DeepWardly Spiritual Direction Services


How does Spiritual Direction differ from counseling?


There are entire courses in graduate schools that focus on answering that question, but I like Elizabeth de Smaele's answer.  She explains that spiritual direction and counseling differ in focus, approach and timeframe.  She explains--

  • Focus: People seek out a counselor because they are facing a problem. The focus of the relationship is to build understanding and tools in the person's life which will enable them to overcome the problem. The focus of spiritual direction is to foster your experiential knowledge of God and responsiveness to God's work in your life. Though problems are addressed (and may be what brings you into spiritual direction) they are not the focus of the relationship.

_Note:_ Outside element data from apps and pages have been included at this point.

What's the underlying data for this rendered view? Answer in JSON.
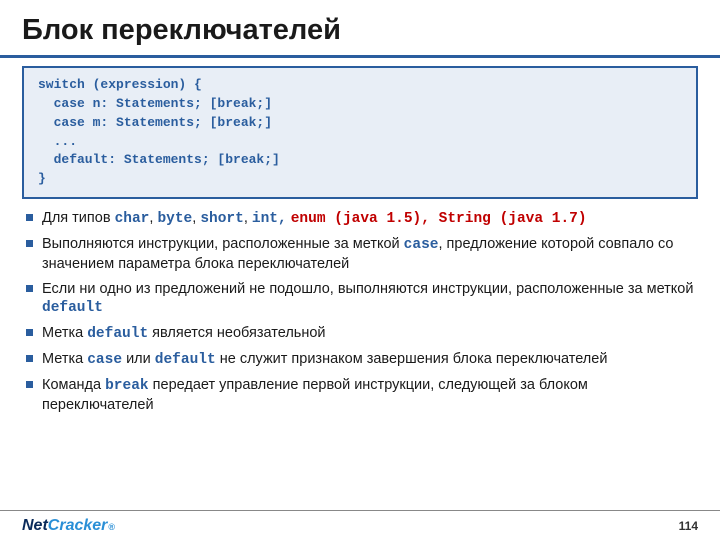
{
  "title": "Блок переключателей",
  "code": "switch (expression) {\n  case n: Statements; [break;]\n  case m: Statements; [break;]\n  ...\n  default: Statements; [break;]\n}",
  "b1": {
    "pre": "Для типов ",
    "types": "char",
    "c1": ", ",
    "t2": "byte",
    "c2": ", ",
    "t3": "short",
    "c3": ", ",
    "t4": "int,",
    "sp": " ",
    "enum": "enum (java 1.5), String (java 1.7)"
  },
  "b2": {
    "pre": "Выполняются инструкции, расположенные за меткой ",
    "kw": "case",
    "post": ", предложение которой совпало со значением параметра блока переключателей"
  },
  "b3": {
    "pre": "Если ни одно из предложений не подошло, выполняются инструкции, расположенные за меткой ",
    "kw": "default"
  },
  "b4": {
    "pre": "Метка ",
    "kw": "default",
    "post": " является необязательной"
  },
  "b5": {
    "pre": "Метка ",
    "kw1": "case",
    "mid": " или ",
    "kw2": "default",
    "post": " не служит признаком завершения блока переключателей"
  },
  "b6": {
    "pre": "Команда ",
    "kw": "break",
    "post": " передает управление первой инструкции, следующей за блоком переключателей"
  },
  "logo": {
    "a": "Net",
    "b": "Cracker",
    "reg": "®"
  },
  "page": "114"
}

  • Approach: People look to a counselor to provide a solution for a felt need, and the counselor tends to be quite directive in providing that solution. The spiritual director (ironically considering the term) works in a much less directive manner. Priority is given to conversations about what is current, and the directee is free to bring content to discuss. Conversations often revolve around: attending to God's presence and work in your life, your inner responses to life's happenings, and your daily rhythms of tending to your spiritual life. Exploring such things with a spiritual director holds great potential for increasing knowledge of God and self, and for growth in inner wholeness. 

  • Timeframe: The counseling relationship is by nature short term. The necessary work is approached intensively and, once the goal is reached, the relationship comes to an end. In contrast spiritual direction relationships may be either temporary or long-term. The frequency of appointments may ebb and flow but the spiritual director often remains a trusted long term soul companion who offers you a mirror for the important ongoing work of self-reflection. 

How often would we meet?

Normally, we will meet once a month for 45-60 minutes.  There are some directees who choose to meet more frequently or less frequently based on their circumstances. Consistency in spiritual direction seems to be an important key to understanding and witnessing God's work in our lives.  

What kind of training do you have?

In addition to a Bachelor’s Degree in Psychology from St. Meinrad College and a Master’s of Divinity from Notre Dame Seminary, I am certified in spiritual direction from the Institute for Priestly Formation at Creighton University and have training in spiritual direction supervision from the Sophia Spirituality Center.  I've been regularly offering spiritual direction to clergy and laity since 1999.  


Are the meetings kept confidential?

The things that a directee tells his or her spiritual director are kept confidential unless state law mandates disclosure, including such things as suspected child abuse and neglect, self-neglect, exploitation of the elderly or other dependents, and threat to harm others or oneself. 

What does it mean to be certified in Spiritual Direction?

There is no standardized process for being certified in spiritual direction, primarily because there are so many different styles of direction, practiced within many religions and Christian denominations. Training can range from a weekend course to graduate programs at major universities. My certification was a three-year program and was led by some of the leading directors and authors in the field, including George Aschenbrenner and John Horn.  I am also a member of Spiritual Directors International.

Frequently Asked Questions



What is Spiritual Direction?

Spiritual direction is a companioning that helps a directee to name and savor the nuances of his or her relationship with God, which draws the directee deepwardly in love, freedom, mercy, gentleness, healing, and self-awareness.  

How does Spiritual Direction differ from mentoring?

Mentoring and life-coaching are very popular today. These practices are rooted in teaching, modeling, and trouble-shooting.  While a spiritual director might sometimes offer some of those aspects, it is not the root of the ministry. Instead, the primary role of the spiritual director is to actively listen and assist you in expressing the details and nuances of your relationship with God so as to give God a chance to speak through you and offer greater clarity, understanding, and direction. In this way, the spiritual director does not come with an agenda, but allows you to express what is currently most relevant in your life.